The $400 million stockholder pact doesn't resolve accounting
claims against former CEO Joe Nacchio and former CFO Robert
By The Associated Press
Friday, March 24, 2006
Two former Qwest executives have asked a federal judge to
reject a $400 million proposed settlement of shareholder
lawsuits stemming from an accounting scandal, saying it
would bar them from seeking indemnification as they work to
settle the claims.
Former chief executive Joe Nacchio and former finance chief
Robert Woodruff also pointed out in a U.S. District Court
brief filed in Denver late Wednesday that they were never
invited to participate in settlement talks.
"Not surprisingly, the resulting proposed partial settlement
is unfair, unreasonable and inadequate, and would thwart
rather than promote the just, speedy and inexpensive
determination of this action," attorneys for the two men
A telephone message seeking comment from the plaintiffs'
attorney was not immediately returned Thursday.
Nacchio and Woodruff were among a handful of former
executives with Qwest Communications International Inc.
accused by shareholders of making false and misleading
statements that artificially inflated the company's stock
The suits were filed in wake of an accounting scandal that
forced the Denver- based phone company to restate billions
of dollars in revenue.
The tentative $400 million settlement announced in November
would resolve claims against the company, some former

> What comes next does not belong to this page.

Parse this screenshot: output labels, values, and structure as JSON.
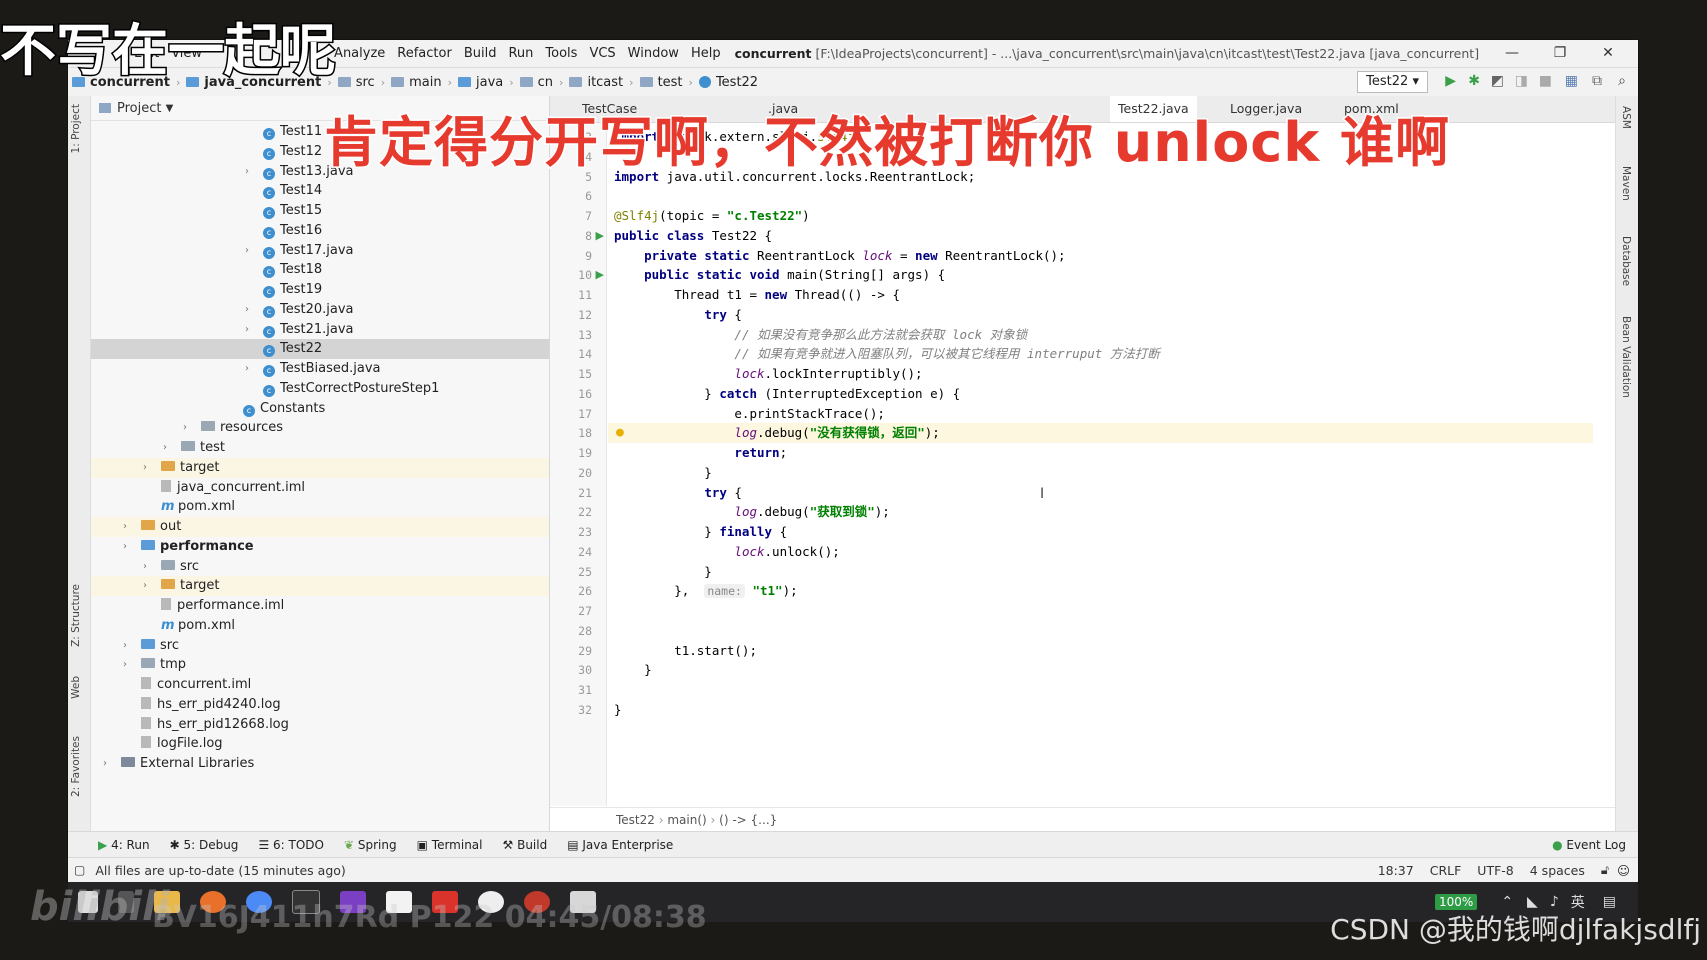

executives and its board of directors, but not Nacchio and
In a Feb. 27 brief, plaintiffs' attorneys said the
settlement was reached during negotiations over a number of
years that included mediation efforts of two judges.

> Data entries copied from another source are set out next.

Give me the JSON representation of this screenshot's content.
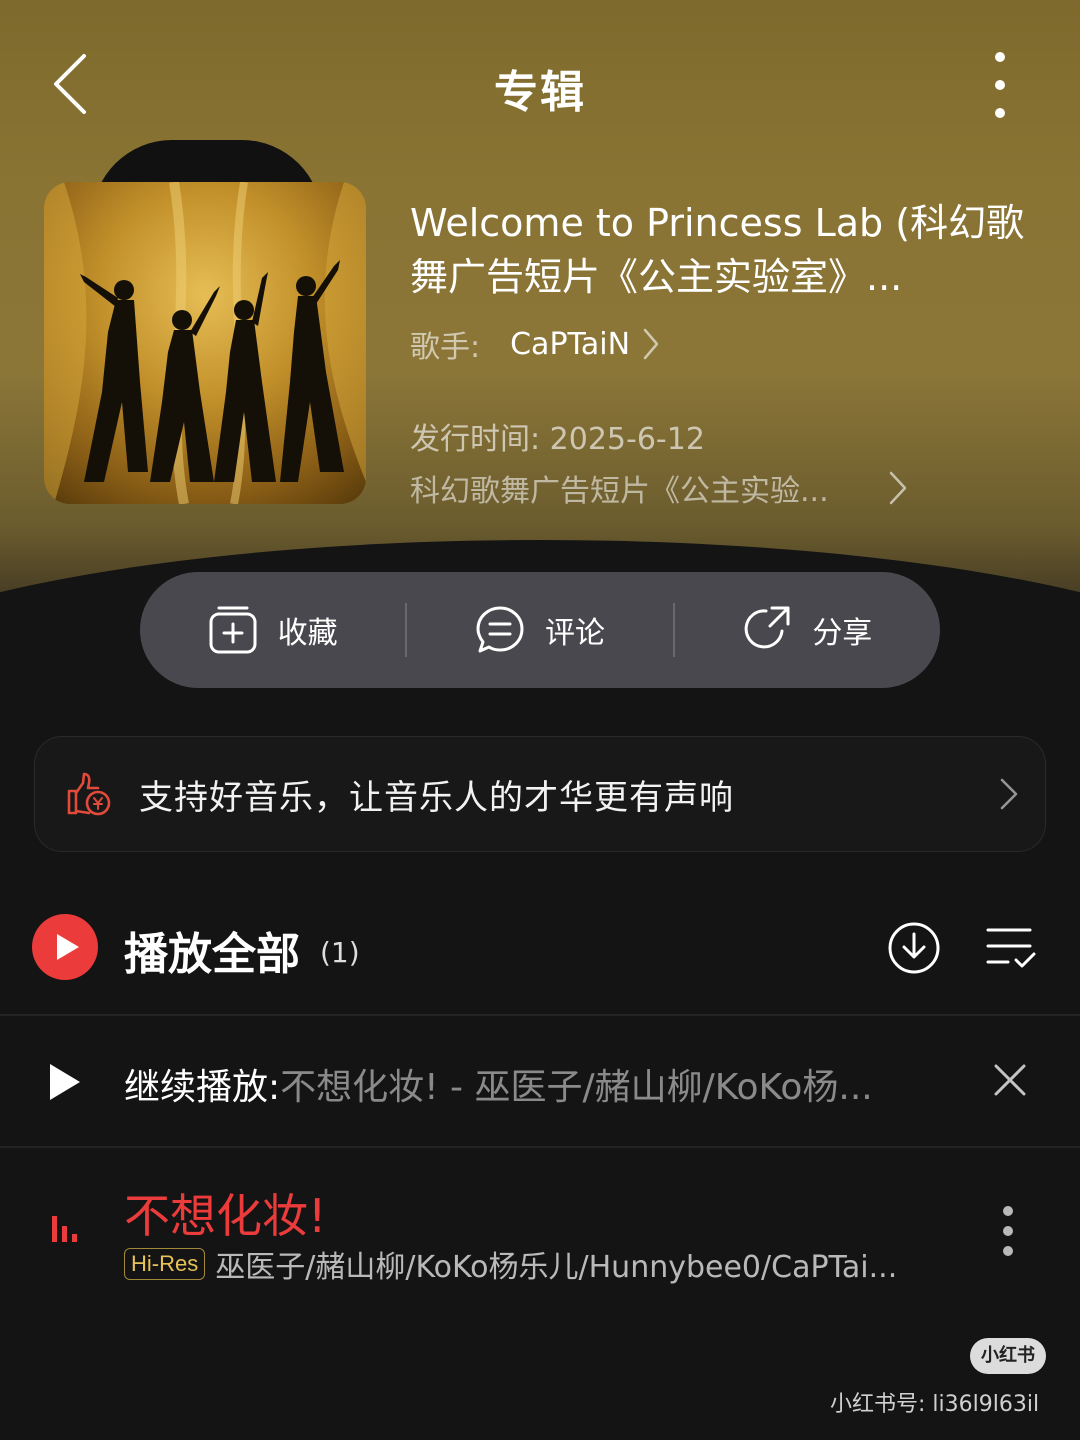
{
  "header": {
    "title": "专辑",
    "back_icon": "chevron-left-icon",
    "more_icon": "more-vertical-icon"
  },
  "album": {
    "title": "Welcome to Princess Lab (科幻歌舞广告短片《公主实验室》...",
    "artist_label": "歌手:",
    "artist_name": "CaPTaiN",
    "release": "发行时间: 2025-6-12",
    "description": "科幻歌舞广告短片《公主实验..."
  },
  "actions": {
    "collect": "收藏",
    "comment": "评论",
    "share": "分享"
  },
  "support": {
    "text": "支持好音乐，让音乐人的才华更有声响"
  },
  "playlist": {
    "play_all_label": "播放全部",
    "count": "(1)"
  },
  "resume": {
    "label": "继续播放:",
    "song": "不想化妆!",
    "artists": " - 巫医子/赭山柳/KoKo杨..."
  },
  "tracks": [
    {
      "title": "不想化妆!",
      "badge": "Hi-Res",
      "artists": "巫医子/赭山柳/KoKo杨乐儿/Hunnybee0/CaPTai..."
    }
  ],
  "watermark": {
    "badge": "小红书",
    "id": "小红书号: li36l9l63il"
  },
  "colors": {
    "accent_red": "#ec3b3b",
    "header_gold": "#8a7434",
    "hires_gold": "#e8c158",
    "background": "#141414"
  }
}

Government officials have said Qwest booked revenue from
one-time sales of equipment and fiber-optic swaps while
falsely claiming to investors that the income was recurring.
Qwest later restated earnings from 2000 and 2001 to erase
about $2.2 billion in revenue.